Task goal –
Exactly as given, repeat all of the entries.

════════════════════

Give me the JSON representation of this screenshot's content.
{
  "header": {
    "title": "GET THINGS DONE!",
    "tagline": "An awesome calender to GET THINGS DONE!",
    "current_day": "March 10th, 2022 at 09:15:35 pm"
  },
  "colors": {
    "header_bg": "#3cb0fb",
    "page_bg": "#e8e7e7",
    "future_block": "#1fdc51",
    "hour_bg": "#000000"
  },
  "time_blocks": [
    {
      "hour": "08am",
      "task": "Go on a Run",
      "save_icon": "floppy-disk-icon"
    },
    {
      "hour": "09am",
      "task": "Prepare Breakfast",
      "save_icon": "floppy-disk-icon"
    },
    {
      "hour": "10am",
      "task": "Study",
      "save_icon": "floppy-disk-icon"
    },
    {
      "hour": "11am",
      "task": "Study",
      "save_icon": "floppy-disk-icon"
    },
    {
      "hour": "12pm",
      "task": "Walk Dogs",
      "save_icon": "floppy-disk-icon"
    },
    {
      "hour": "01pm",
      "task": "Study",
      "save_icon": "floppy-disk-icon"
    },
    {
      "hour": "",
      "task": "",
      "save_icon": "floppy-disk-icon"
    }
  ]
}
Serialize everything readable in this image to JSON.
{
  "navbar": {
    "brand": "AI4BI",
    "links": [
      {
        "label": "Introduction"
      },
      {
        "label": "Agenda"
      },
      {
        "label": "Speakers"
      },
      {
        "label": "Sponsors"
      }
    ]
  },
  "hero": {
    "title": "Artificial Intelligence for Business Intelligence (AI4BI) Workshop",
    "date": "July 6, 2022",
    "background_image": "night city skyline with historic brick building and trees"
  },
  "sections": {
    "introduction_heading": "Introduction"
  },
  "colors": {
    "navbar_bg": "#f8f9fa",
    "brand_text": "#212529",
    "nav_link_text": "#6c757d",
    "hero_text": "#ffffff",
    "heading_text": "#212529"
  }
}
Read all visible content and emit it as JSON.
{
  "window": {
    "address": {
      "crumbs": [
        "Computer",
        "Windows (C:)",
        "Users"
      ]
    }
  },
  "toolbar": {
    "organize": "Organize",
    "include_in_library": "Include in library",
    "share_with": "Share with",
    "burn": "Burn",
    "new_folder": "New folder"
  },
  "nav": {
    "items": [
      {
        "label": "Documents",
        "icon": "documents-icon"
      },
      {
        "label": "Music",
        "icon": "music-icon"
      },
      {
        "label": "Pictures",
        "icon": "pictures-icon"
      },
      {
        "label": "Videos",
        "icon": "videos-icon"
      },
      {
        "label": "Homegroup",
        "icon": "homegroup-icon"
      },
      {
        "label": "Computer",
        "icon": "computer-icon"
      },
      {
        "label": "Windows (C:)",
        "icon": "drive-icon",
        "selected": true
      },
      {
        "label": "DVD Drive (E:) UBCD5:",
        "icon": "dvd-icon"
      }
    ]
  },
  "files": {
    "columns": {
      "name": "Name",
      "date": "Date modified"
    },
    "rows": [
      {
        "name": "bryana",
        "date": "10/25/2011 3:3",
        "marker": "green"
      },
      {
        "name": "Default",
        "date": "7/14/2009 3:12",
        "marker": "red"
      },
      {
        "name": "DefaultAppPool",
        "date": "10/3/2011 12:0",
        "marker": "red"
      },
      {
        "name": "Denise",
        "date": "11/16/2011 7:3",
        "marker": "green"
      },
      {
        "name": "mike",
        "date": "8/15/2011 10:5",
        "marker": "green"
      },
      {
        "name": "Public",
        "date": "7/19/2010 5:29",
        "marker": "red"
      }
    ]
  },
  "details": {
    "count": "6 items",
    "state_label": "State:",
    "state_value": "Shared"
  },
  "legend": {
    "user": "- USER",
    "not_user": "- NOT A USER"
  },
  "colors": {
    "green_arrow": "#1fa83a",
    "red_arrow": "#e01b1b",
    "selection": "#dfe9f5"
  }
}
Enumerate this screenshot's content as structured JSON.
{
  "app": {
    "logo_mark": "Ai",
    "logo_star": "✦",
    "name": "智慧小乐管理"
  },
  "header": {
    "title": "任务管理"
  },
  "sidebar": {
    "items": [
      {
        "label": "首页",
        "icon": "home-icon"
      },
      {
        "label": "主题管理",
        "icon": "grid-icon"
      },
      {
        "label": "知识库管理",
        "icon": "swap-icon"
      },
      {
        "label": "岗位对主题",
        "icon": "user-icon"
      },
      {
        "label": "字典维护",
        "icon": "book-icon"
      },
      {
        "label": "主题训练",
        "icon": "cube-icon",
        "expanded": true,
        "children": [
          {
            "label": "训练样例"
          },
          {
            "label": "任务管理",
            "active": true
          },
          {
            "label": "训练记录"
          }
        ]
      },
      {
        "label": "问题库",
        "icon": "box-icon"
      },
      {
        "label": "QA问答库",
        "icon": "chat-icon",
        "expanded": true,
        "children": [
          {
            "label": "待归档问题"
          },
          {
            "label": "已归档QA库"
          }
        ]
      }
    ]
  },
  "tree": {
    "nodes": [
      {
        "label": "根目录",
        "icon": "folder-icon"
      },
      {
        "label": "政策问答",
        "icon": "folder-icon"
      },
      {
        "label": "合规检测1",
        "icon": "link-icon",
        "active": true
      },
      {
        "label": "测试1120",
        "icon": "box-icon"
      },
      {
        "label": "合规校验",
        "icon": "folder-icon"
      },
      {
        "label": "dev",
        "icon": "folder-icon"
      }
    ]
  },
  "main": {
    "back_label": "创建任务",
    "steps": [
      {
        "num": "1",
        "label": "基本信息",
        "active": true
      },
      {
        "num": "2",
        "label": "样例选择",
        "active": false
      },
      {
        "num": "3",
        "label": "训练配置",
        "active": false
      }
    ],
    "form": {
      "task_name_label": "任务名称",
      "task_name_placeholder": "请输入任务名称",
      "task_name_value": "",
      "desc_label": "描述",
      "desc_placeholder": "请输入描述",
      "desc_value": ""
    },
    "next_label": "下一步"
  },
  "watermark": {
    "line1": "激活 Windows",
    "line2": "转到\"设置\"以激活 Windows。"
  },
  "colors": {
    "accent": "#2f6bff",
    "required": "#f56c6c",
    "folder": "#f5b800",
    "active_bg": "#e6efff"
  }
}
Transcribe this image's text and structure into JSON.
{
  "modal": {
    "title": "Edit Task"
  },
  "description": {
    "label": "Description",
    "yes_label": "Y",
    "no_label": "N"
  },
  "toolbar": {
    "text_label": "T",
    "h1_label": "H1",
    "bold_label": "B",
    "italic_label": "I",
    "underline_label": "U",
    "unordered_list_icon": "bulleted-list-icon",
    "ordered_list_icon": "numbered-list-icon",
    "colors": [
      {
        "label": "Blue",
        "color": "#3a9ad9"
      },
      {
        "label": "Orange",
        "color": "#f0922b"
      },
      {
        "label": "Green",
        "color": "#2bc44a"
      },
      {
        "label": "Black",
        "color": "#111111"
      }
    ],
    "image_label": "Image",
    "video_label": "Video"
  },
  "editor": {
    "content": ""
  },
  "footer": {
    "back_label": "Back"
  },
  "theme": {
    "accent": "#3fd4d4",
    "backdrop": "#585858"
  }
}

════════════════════

Response area –
Give me the JSON representation of this screenshot's content.
{
  "header": {
    "title": "GET THINGS DONE!",
    "tagline": "An awesome calender to GET THINGS DONE!",
    "current_day": "March 10th, 2022 at 09:15:35 pm"
  },
  "colors": {
    "header_bg": "#3cb0fb",
    "page_bg": "#e8e7e7",
    "future_block": "#1fdc51",
    "hour_bg": "#000000"
  },
  "time_blocks": [
    {
      "hour": "08am",
      "task": "Go on a Run",
      "save_icon": "floppy-disk-icon"
    },
    {
      "hour": "09am",
      "task": "Prepare Breakfast",
      "save_icon": "floppy-disk-icon"
    },
    {
      "hour": "10am",
      "task": "Study",
      "save_icon": "floppy-disk-icon"
    },
    {
      "hour": "11am",
      "task": "Study",
      "save_icon": "floppy-disk-icon"
    },
    {
      "hour": "12pm",
      "task": "Walk Dogs",
      "save_icon": "floppy-disk-icon"
    },
    {
      "hour": "01pm",
      "task": "Study",
      "save_icon": "floppy-disk-icon"
    },
    {
      "hour": "",
      "task": "",
      "save_icon": "floppy-disk-icon"
    }
  ]
}
Serialize everything readable in this image to JSON.
{
  "navbar": {
    "brand": "AI4BI",
    "links": [
      {
        "label": "Introduction"
      },
      {
        "label": "Agenda"
      },
      {
        "label": "Speakers"
      },
      {
        "label": "Sponsors"
      }
    ]
  },
  "hero": {
    "title": "Artificial Intelligence for Business Intelligence (AI4BI) Workshop",
    "date": "July 6, 2022",
    "background_image": "night city skyline with historic brick building and trees"
  },
  "sections": {
    "introduction_heading": "Introduction"
  },
  "colors": {
    "navbar_bg": "#f8f9fa",
    "brand_text": "#212529",
    "nav_link_text": "#6c757d",
    "hero_text": "#ffffff",
    "heading_text": "#212529"
  }
}
Read all visible content and emit it as JSON.
{
  "window": {
    "address": {
      "crumbs": [
        "Computer",
        "Windows (C:)",
        "Users"
      ]
    }
  },
  "toolbar": {
    "organize": "Organize",
    "include_in_library": "Include in library",
    "share_with": "Share with",
    "burn": "Burn",
    "new_folder": "New folder"
  },
  "nav": {
    "items": [
      {
        "label": "Documents",
        "icon": "documents-icon"
      },
      {
        "label": "Music",
        "icon": "music-icon"
      },
      {
        "label": "Pictures",
        "icon": "pictures-icon"
      },
      {
        "label": "Videos",
        "icon": "videos-icon"
      },
      {
        "label": "Homegroup",
        "icon": "homegroup-icon"
      },
      {
        "label": "Computer",
        "icon": "computer-icon"
      },
      {
        "label": "Windows (C:)",
        "icon": "drive-icon",
        "selected": true
      },
      {
        "label": "DVD Drive (E:) UBCD5:",
        "icon": "dvd-icon"
      }
    ]
  },
  "files": {
    "columns": {
      "name": "Name",
      "date": "Date modified"
    },
    "rows": [
      {
        "name": "bryana",
        "date": "10/25/2011 3:3",
        "marker": "green"
      },
      {
        "name": "Default",
        "date": "7/14/2009 3:12",
        "marker": "red"
      },
      {
        "name": "DefaultAppPool",
        "date": "10/3/2011 12:0",
        "marker": "red"
      },
      {
        "name": "Denise",
        "date": "11/16/2011 7:3",
        "marker": "green"
      },
      {
        "name": "mike",
        "date": "8/15/2011 10:5",
        "marker": "green"
      },
      {
        "name": "Public",
        "date": "7/19/2010 5:29",
        "marker": "red"
      }
    ]
  },
  "details": {
    "count": "6 items",
    "state_label": "State:",
    "state_value": "Shared"
  },
  "legend": {
    "user": "- USER",
    "not_user": "- NOT A USER"
  },
  "colors": {
    "green_arrow": "#1fa83a",
    "red_arrow": "#e01b1b",
    "selection": "#dfe9f5"
  }
}
Enumerate this screenshot's content as structured JSON.
{
  "app": {
    "logo_mark": "Ai",
    "logo_star": "✦",
    "name": "智慧小乐管理"
  },
  "header": {
    "title": "任务管理"
  },
  "sidebar": {
    "items": [
      {
        "label": "首页",
        "icon": "home-icon"
      },
      {
        "label": "主题管理",
        "icon": "grid-icon"
      },
      {
        "label": "知识库管理",
        "icon": "swap-icon"
      },
      {
        "label": "岗位对主题",
        "icon": "user-icon"
      },
      {
        "label": "字典维护",
        "icon": "book-icon"
      },
      {
        "label": "主题训练",
        "icon": "cube-icon",
        "expanded": true,
        "children": [
          {
            "label": "训练样例"
          },
          {
            "label": "任务管理",
            "active": true
          },
          {
            "label": "训练记录"
          }
        ]
      },
      {
        "label": "问题库",
        "icon": "box-icon"
      },
      {
        "label": "QA问答库",
        "icon": "chat-icon",
        "expanded": true,
        "children": [
          {
            "label": "待归档问题"
          },
          {
            "label": "已归档QA库"
          }
        ]
      }
    ]
  },
  "tree": {
    "nodes": [
      {
        "label": "根目录",
        "icon": "folder-icon"
      },
      {
        "label": "政策问答",
        "icon": "folder-icon"
      },
      {
        "label": "合规检测1",
        "icon": "link-icon",
        "active": true
      },
      {
        "label": "测试1120",
        "icon": "box-icon"
      },
      {
        "label": "合规校验",
        "icon": "folder-icon"
      },
      {
        "label": "dev",
        "icon": "folder-icon"
      }
    ]
  },
  "main": {
    "back_label": "创建任务",
    "steps": [
      {
        "num": "1",
        "label": "基本信息",
        "active": true
      },
      {
        "num": "2",
        "label": "样例选择",
        "active": false
      },
      {
        "num": "3",
        "label": "训练配置",
        "active": false
      }
    ],
    "form": {
      "task_name_label": "任务名称",
      "task_name_placeholder": "请输入任务名称",
      "task_name_value": "",
      "desc_label": "描述",
      "desc_placeholder": "请输入描述",
      "desc_value": ""
    },
    "next_label": "下一步"
  },
  "watermark": {
    "line1": "激活 Windows",
    "line2": "转到\"设置\"以激活 Windows。"
  },
  "colors": {
    "accent": "#2f6bff",
    "required": "#f56c6c",
    "folder": "#f5b800",
    "active_bg": "#e6efff"
  }
}
Transcribe this image's text and structure into JSON.
{
  "modal": {
    "title": "Edit Task"
  },
  "description": {
    "label": "Description",
    "yes_label": "Y",
    "no_label": "N"
  },
  "toolbar": {
    "text_label": "T",
    "h1_label": "H1",
    "bold_label": "B",
    "italic_label": "I",
    "underline_label": "U",
    "unordered_list_icon": "bulleted-list-icon",
    "ordered_list_icon": "numbered-list-icon",
    "colors": [
      {
        "label": "Blue",
        "color": "#3a9ad9"
      },
      {
        "label": "Orange",
        "color": "#f0922b"
      },
      {
        "label": "Green",
        "color": "#2bc44a"
      },
      {
        "label": "Black",
        "color": "#111111"
      }
    ],
    "image_label": "Image",
    "video_label": "Video"
  },
  "editor": {
    "content": ""
  },
  "footer": {
    "back_label": "Back"
  },
  "theme": {
    "accent": "#3fd4d4",
    "backdrop": "#585858"
  }
}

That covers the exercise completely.